Here is the summary of the book:
When the glass slipper just doesn’t fit…
The tale of Cinderella has been retold countless times. But what you know is not the true story.
Pin has no recollection of who she is or how she got to the Godmother’s fortress. She only knows that she is a Seamstress, working day in and out to make ball gowns fit for fairy tales. But she longs to forsake her backbreaking servitude and dares to escape with the brave young Shoemaker.
Pin isn’t free for long before she’s captured again and forced to live the new life the Godmother chooses for her—a fairy tale story, complete with a charming prince—instead of finding her own happily ever after.
Sarah Prineas’s bold fairy tale retelling is a dark and captivating world where swords are more fitting than slippers, young shoemakers are just as striking as princes, and a heroine is more than ready to rescue herself before the clock strikes midnight.
'Happily Ever After' turned on its head. Sarah Prineas' Ash & Bramble brings forth a new twist on a classical favorite fairytale of Cinderella. Look back to the history of fairytale, you'll find that they always had a dark side to them, not like the tuned down kids friendly version we read today. Playing against the all too perfect fantasies of fairytales where the girl gets to marry the Prince.
Stories are bigger than us and help us understand the shape of our lives and the nature of the endings. But what if 'Story' is an intangible entity that demands perfection and fulfillment ..... what would you do when Fairy Godmother turns out to be your worst enemy altogether.

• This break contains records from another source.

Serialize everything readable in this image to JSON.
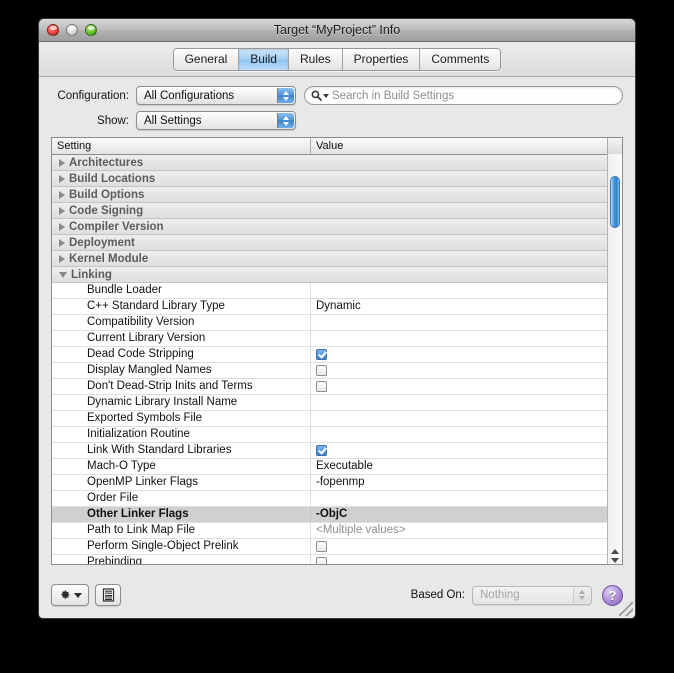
{
  "window": {
    "title": "Target “MyProject” Info",
    "traffic_lights": [
      "close",
      "minimize",
      "zoom"
    ]
  },
  "tabs": [
    {
      "label": "General",
      "selected": false
    },
    {
      "label": "Build",
      "selected": true
    },
    {
      "label": "Rules",
      "selected": false
    },
    {
      "label": "Properties",
      "selected": false
    },
    {
      "label": "Comments",
      "selected": false
    }
  ],
  "controls": {
    "configuration_label": "Configuration:",
    "configuration_value": "All Configurations",
    "show_label": "Show:",
    "show_value": "All Settings",
    "search_placeholder": "Search in Build Settings"
  },
  "table": {
    "columns": [
      "Setting",
      "Value"
    ],
    "rows": [
      {
        "type": "group",
        "label": "Architectures",
        "expanded": false
      },
      {
        "type": "group",
        "label": "Build Locations",
        "expanded": false
      },
      {
        "type": "group",
        "label": "Build Options",
        "expanded": false
      },
      {
        "type": "group",
        "label": "Code Signing",
        "expanded": false
      },
      {
        "type": "group",
        "label": "Compiler Version",
        "expanded": false
      },
      {
        "type": "group",
        "label": "Deployment",
        "expanded": false
      },
      {
        "type": "group",
        "label": "Kernel Module",
        "expanded": false
      },
      {
        "type": "group",
        "label": "Linking",
        "expanded": true
      },
      {
        "type": "setting",
        "name": "Bundle Loader",
        "value": "",
        "kind": "text"
      },
      {
        "type": "setting",
        "name": "C++ Standard Library Type",
        "value": "Dynamic",
        "kind": "text"
      },
      {
        "type": "setting",
        "name": "Compatibility Version",
        "value": "",
        "kind": "text"
      },
      {
        "type": "setting",
        "name": "Current Library Version",
        "value": "",
        "kind": "text"
      },
      {
        "type": "setting",
        "name": "Dead Code Stripping",
        "value": "",
        "kind": "checkbox",
        "checked": true
      },
      {
        "type": "setting",
        "name": "Display Mangled Names",
        "value": "",
        "kind": "checkbox",
        "checked": false
      },
      {
        "type": "setting",
        "name": "Don't Dead-Strip Inits and Terms",
        "value": "",
        "kind": "checkbox",
        "checked": false
      },
      {
        "type": "setting",
        "name": "Dynamic Library Install Name",
        "value": "",
        "kind": "text"
      },
      {
        "type": "setting",
        "name": "Exported Symbols File",
        "value": "",
        "kind": "text"
      },
      {
        "type": "setting",
        "name": "Initialization Routine",
        "value": "",
        "kind": "text"
      },
      {
        "type": "setting",
        "name": "Link With Standard Libraries",
        "value": "",
        "kind": "checkbox",
        "checked": true
      },
      {
        "type": "setting",
        "name": "Mach-O Type",
        "value": "Executable",
        "kind": "stepper"
      },
      {
        "type": "setting",
        "name": "OpenMP Linker Flags",
        "value": "-fopenmp",
        "kind": "text"
      },
      {
        "type": "setting",
        "name": "Order File",
        "value": "",
        "kind": "text"
      },
      {
        "type": "setting",
        "name": "Other Linker Flags",
        "value": "-ObjC",
        "kind": "text",
        "highlighted": true
      },
      {
        "type": "setting",
        "name": "Path to Link Map File",
        "value": "<Multiple values>",
        "kind": "placeholder"
      },
      {
        "type": "setting",
        "name": "Perform Single-Object Prelink",
        "value": "",
        "kind": "checkbox",
        "checked": false
      },
      {
        "type": "setting",
        "name": "Prebinding",
        "value": "",
        "kind": "checkbox",
        "checked": false
      }
    ]
  },
  "bottom": {
    "gear_icon": "gear-icon",
    "list_icon": "list-document-icon",
    "based_on_label": "Based On:",
    "based_on_value": "Nothing",
    "help_label": "?"
  }
}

Ash & Bramble follows Seamtress, 'Pin' and Shoemaker named 'Shoe' forced like many others of their professions and skill-sets to work under the dictatoship of the Fairy Godmother and her curiously misshapen overseers. Day by Day they sit at their work manufacturing fine dresses, glass coffins, dancing shoes, bed with layers of mattresses and the pesky little pea within never raising their voices. None of them know who they really are just that a vast 'Nothing' persists in the before. It is a harsh life where you are only kept for continous labor without any interaction or affliations. But Pin and Shoe manage to escape but the horrible reality comes gradually as they are forcefully pitted in a story ..... Just how far does the Godmother's power go ..... Can they ever be free of her now that there is a Prince in this triangle too.
Pin is our Cinderella with a backbone and definitely does not like the color blue at all. She goes out of her way to rebel against what she is meant to do and sometimes comes on too strong with her forceful persona .....but she is determined to gain freedom. She is clearly important to the story but it is Shoe who tugs at out hearts. Forced into mess reluctantly, his personality shines through, Overtly cautious at first, he shows a sound mind dealing with danger and is not afraid to jump into danger for Pin.

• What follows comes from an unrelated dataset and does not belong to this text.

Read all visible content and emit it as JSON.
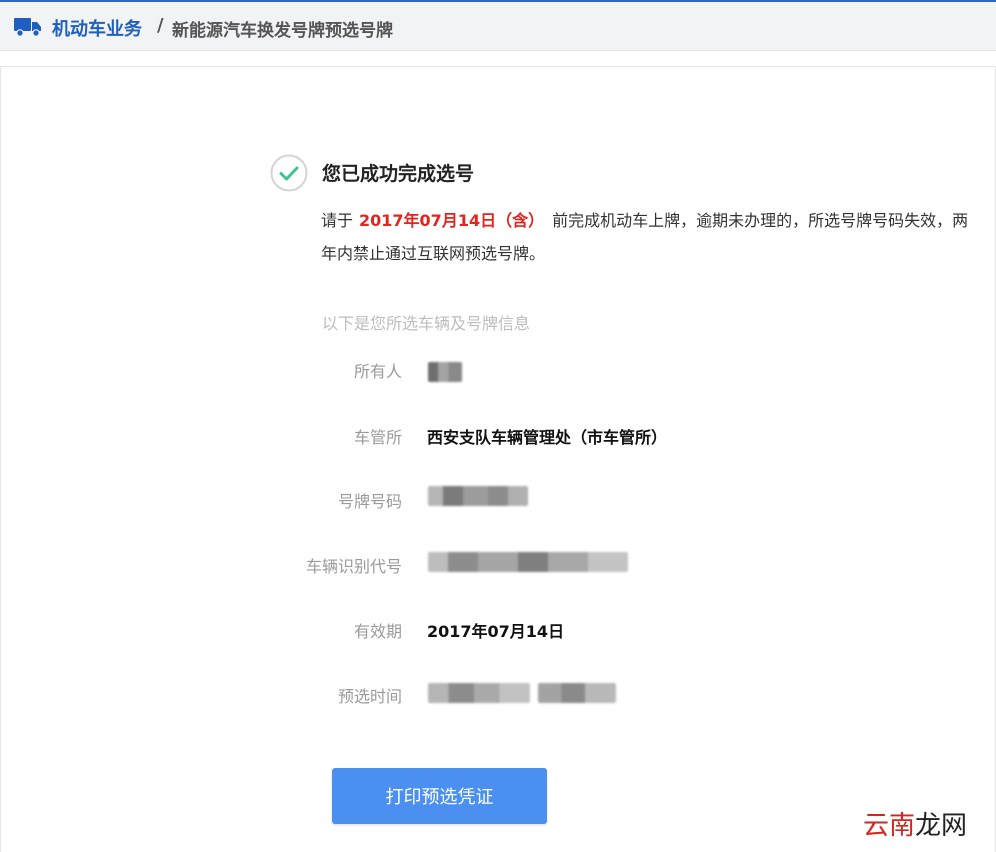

The plot grows through many levels to reach this conclusion. Dragging in the beginning. The story grows more and more complex as intricate details are revealed and if you miss out. You can't figure out what is happening. Some facts are just taken at face value, while a number of secondary characters are left underdeveloped. I really pulled through to see what happens to Pin & Shoe, although their romance seemed wooden and did not interest me one bit.

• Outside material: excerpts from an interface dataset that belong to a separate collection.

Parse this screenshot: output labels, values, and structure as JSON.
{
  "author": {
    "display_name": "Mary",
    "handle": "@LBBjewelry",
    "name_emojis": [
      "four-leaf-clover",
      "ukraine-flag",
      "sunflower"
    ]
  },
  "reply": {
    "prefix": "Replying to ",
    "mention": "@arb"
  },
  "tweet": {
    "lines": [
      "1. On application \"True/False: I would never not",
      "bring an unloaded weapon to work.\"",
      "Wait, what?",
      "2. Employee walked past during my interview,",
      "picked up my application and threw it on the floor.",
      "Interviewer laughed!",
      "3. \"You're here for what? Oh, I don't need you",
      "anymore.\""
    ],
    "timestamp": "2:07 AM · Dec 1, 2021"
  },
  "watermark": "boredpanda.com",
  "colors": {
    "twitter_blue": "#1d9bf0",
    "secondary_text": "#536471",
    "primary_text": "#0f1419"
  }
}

While I enjoyed the plot well enough and found a lot of similarities to the anime 'Princess Tutu' regarding the concept of the 'Story'. Sara Prineas did her best with her ideas, driving her message perfectly across. I just have one more bone to pick on here - on the cover. The publishers have long list of YA books in their name that sport eye-catching gorgeous covers ..... but this one gets only plains thorns & a girl in a modern red dress fleeing with a white background (I understand the reason for the red now)...... Though the shoes were sexy..... Couldn't they have put a little bit of efforts on this ..... Anyways i'd say give this book a chance, you may end up liking or not liking it but it does deserve a once over.
"A fairy tale with a unique darkness"